PSA – How To Find N95 Masks

If you, like me, are puzzled by the wide variety of mask manufacturers you’ve never heard of and have also heard that not all masks being sold as N95s actually are of that quality, here’s some reliable help.

The CDC has a list of approved mask manufacturers.

Project N95 has evaluated a large number of manufacturers and masks and has aids to find the mask that’s best for you. You can order masks through them.

Cross-posted to Lawyers, Guns and Money

How Much Longer?

With so many people still contracting covid, filling up the hospitals, the fourth wave now, and vaccinations too, we must be getting to a point where there will be no more people to get sick, right?

I’ve had that intuition, but I know it’s mixed with my desire for the pandemic to be over, so I ran some numbers.

From my latest spreadsheet calculations on November 29, I get a figure of about 133 million Americans susceptible to the virus. This is going to be a very approximate calculation, so don’t worry about those three weeks.

There are other inaccuracies in that number, including that I assumed a that 20% of vaccinations have gone to people who have already had the virus. I recently saw a more reliable estimate of 25%. There are also imponderables, like how many have become susceptible because of waning immunity from infection or vaccine and how many, idiosyncratically, haven’t mounted an immune reaction to the vaccine. Then there’s the degree to which Omicron can escape previous immunity. All that makes the 133 million figure larger and the times longer.

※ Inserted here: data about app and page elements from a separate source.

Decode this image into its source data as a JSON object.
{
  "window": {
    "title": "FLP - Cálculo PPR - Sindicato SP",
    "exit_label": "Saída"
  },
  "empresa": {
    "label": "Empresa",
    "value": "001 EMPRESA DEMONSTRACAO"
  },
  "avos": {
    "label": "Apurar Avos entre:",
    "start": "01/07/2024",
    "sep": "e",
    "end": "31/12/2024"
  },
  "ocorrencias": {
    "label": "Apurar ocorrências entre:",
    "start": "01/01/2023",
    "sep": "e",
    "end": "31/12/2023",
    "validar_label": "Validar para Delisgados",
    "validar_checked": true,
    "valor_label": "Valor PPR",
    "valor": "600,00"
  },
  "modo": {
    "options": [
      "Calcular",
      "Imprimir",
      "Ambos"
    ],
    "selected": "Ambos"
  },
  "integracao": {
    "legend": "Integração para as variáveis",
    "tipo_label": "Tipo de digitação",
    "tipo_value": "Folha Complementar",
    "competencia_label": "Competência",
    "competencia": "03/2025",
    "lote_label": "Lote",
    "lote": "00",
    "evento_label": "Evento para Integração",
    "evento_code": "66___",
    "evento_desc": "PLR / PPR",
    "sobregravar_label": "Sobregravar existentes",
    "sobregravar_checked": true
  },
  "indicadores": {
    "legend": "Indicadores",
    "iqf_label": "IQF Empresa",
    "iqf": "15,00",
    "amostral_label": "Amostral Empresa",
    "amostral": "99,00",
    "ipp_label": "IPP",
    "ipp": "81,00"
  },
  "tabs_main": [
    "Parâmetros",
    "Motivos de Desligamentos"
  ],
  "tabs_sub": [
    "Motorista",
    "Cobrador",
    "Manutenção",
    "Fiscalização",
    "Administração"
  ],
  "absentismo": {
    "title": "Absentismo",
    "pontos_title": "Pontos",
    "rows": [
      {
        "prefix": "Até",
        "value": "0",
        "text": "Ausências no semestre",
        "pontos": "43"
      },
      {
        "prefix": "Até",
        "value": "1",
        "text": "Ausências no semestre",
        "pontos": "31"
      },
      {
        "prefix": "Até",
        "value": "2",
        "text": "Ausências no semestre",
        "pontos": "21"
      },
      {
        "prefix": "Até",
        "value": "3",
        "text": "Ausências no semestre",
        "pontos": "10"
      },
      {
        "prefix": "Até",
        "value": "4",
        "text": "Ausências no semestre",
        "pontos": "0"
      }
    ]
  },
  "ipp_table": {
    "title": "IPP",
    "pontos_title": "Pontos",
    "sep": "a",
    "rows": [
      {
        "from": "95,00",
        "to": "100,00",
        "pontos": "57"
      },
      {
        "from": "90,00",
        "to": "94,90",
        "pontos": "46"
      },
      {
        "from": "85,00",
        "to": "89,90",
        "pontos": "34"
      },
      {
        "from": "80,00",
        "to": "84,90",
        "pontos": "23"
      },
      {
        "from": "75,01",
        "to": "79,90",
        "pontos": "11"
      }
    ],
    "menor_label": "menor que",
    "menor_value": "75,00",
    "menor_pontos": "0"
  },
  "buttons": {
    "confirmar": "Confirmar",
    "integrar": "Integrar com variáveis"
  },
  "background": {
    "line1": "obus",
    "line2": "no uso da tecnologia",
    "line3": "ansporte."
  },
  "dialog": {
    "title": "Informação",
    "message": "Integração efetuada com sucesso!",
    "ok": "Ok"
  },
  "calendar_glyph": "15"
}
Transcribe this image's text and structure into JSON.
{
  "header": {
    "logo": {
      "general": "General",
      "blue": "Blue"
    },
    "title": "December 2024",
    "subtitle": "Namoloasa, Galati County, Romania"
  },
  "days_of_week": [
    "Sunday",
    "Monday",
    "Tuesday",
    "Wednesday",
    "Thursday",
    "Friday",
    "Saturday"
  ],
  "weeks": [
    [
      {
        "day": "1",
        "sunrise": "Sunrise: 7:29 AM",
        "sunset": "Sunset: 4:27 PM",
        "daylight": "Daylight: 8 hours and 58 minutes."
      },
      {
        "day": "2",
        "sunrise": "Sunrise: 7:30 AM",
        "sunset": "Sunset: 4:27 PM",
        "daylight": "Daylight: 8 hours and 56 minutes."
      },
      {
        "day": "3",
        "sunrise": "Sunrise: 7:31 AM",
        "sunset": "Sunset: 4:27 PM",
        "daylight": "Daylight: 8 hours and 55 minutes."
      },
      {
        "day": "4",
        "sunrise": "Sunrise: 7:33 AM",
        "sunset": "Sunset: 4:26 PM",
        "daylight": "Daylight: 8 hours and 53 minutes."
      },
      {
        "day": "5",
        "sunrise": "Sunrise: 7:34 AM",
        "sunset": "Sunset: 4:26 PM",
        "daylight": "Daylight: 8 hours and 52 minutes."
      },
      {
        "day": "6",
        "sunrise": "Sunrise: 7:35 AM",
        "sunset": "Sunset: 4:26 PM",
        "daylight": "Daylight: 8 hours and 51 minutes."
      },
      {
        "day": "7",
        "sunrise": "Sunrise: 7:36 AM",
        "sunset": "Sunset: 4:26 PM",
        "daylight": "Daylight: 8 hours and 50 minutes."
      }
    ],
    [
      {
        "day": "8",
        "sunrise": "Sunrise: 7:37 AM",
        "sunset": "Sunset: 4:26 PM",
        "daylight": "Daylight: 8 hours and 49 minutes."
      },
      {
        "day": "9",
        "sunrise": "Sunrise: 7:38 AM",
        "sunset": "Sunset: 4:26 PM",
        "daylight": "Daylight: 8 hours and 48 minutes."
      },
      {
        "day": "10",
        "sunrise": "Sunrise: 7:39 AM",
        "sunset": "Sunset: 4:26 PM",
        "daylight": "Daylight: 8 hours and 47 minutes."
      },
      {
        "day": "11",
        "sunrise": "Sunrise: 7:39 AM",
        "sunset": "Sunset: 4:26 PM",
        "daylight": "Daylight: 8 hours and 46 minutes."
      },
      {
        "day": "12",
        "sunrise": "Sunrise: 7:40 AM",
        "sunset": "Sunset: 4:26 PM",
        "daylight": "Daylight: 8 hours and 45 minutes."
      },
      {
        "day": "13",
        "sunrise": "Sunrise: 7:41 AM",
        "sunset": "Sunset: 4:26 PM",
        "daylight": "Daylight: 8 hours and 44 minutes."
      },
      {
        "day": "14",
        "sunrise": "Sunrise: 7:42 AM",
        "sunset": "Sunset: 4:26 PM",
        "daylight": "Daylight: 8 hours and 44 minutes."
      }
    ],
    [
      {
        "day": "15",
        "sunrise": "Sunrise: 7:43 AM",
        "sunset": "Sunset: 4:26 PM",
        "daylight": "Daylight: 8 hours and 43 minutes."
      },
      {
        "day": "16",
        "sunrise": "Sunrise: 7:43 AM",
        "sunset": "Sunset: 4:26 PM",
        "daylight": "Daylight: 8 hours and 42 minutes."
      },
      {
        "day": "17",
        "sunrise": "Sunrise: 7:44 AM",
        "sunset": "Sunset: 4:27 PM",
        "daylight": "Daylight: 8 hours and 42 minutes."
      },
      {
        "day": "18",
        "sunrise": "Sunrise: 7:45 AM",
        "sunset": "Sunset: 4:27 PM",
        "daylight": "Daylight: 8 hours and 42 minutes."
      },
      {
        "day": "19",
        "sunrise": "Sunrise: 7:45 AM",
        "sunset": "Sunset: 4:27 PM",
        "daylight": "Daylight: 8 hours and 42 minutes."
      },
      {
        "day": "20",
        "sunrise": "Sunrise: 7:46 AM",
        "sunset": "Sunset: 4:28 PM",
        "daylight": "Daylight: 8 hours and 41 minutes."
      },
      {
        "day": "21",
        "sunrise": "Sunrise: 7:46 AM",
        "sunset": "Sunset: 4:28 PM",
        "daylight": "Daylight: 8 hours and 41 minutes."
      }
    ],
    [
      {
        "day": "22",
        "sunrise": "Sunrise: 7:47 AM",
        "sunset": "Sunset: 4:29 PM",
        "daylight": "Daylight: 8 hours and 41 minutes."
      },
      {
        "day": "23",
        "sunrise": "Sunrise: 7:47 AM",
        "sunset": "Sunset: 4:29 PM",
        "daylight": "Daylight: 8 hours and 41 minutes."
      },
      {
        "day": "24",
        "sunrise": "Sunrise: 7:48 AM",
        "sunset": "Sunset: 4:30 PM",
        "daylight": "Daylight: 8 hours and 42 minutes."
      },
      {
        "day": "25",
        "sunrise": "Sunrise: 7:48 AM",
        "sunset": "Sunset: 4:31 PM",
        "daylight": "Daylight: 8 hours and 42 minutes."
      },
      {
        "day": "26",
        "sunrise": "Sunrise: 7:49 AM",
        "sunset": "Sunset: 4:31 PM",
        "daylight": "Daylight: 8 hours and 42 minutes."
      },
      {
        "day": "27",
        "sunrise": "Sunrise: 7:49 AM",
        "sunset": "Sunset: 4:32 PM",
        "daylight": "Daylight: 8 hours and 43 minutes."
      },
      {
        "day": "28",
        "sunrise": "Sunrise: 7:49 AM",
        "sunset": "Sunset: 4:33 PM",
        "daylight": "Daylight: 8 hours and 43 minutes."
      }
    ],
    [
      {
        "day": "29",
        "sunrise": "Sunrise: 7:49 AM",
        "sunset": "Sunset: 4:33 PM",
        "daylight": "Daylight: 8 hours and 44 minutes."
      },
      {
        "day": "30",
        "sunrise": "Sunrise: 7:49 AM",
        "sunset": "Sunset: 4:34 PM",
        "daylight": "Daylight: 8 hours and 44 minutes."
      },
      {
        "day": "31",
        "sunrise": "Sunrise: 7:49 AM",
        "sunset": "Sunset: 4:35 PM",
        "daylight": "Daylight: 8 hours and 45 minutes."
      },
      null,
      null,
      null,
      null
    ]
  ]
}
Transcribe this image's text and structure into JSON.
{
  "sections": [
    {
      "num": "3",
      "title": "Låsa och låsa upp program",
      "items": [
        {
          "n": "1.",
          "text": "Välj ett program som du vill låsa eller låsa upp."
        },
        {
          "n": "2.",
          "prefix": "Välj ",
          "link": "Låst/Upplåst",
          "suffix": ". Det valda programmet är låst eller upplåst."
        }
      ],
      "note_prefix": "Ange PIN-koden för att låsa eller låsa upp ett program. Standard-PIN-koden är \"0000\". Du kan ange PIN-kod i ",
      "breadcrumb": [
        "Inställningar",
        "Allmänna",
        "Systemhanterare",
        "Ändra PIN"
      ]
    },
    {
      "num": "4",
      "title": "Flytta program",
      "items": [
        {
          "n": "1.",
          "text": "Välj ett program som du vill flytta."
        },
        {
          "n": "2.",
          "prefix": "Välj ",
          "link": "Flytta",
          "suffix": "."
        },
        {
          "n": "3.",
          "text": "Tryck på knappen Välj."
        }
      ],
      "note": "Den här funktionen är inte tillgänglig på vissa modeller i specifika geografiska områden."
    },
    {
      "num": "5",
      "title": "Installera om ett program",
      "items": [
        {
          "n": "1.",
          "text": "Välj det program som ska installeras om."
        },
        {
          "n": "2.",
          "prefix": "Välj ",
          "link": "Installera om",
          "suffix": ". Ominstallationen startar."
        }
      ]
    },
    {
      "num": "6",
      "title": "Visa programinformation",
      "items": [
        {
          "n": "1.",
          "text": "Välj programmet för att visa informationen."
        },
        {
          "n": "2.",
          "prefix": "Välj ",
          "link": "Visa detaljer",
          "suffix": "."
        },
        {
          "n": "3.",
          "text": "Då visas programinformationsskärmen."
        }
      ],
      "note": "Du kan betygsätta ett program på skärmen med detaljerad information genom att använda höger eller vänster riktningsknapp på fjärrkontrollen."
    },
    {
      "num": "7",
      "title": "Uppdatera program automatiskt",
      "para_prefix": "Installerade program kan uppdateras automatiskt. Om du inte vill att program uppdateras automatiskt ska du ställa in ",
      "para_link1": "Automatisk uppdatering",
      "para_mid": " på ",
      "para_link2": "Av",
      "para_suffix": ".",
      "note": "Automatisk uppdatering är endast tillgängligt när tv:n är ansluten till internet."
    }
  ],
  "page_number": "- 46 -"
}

Read More

Get Vaccinated!

Back in September, I developed a simple model to predict how many more Americans would die from COVID-19. Over this long weekend, I updated the model with numbers from the New York Times on Friday, November 26.

As I entered the numbers and watched the changes, I had questions about some of my assumptions, so I won’t post the whole spreadsheet the way I did in September. I think the bottom lines are no worse than any other projection. Across the US, 133,859,829 people remain susceptible. That’s 40% of the population. We need that to be closer to 10%. In September, the number was 147,194,141.

Although unvaccinated people have been filling hospitals, their numbers are not enough to make a big difference in those remaining susceptible to the disease. Additionally, evidence is mounting that having been infected with the virus produces less, shorter-lasting immunity than vaccination does.

I did not do a formal sensitivity analysis, but watching the numbers in the spreadsheet change made it clear that vaccination is the biggest factor in decreasing the numbers of susceptible people. Over the next few weeks, we will see large numbers of children vaccinated, which will help, but children in the age group newly opened for vaccination number about 33 million.

South Africa has one of the best surveillance programs for the virus, and they have found a new variant, which the WHO has called Omicron. None of the things that we want to know – NOW! – are available, and they won’t be available for weeks. Omicron has many more mutations than previous variants, which means it’s been hiding out somewhere as those mutations piled up.

Which means that the earlier variants weren’t as transmissible as Delta. One of the things I am watching for is Omicron’s transmissibility relative to Delta. If it’s much less, it won’t replace Delta, no matter what its other characteristics.

Here’s a good summary of what is known about Omicron. And here’s WHO’s update. What you need to do is the same as before – get vaccinated, mask up, use testing before getting together with people. And tell your legislative representatives we need to vaccinate the world.

Cross-posted to Lawyers, Guns & Money

Trevor Bedford’s Covid Endgame

I was surprised last week to see one of the epidemiologists I follow admonishing those who think that covid’s “becoming endemic” is a good thing for humans. It is a good thing for SARS-CoV-2, because endemicity means it persists in the human population, although at a mostly steady state. I didn’t realize that some thought it was a good thing for the rest of us.

SARS-CoV-2 is pretty much everywhere that humans go now, and maybe further than that. Covid has even reached Antarctica. There have been several narrative descriptions of what we can expect in the mid-term future, but I am wary of those.

Read More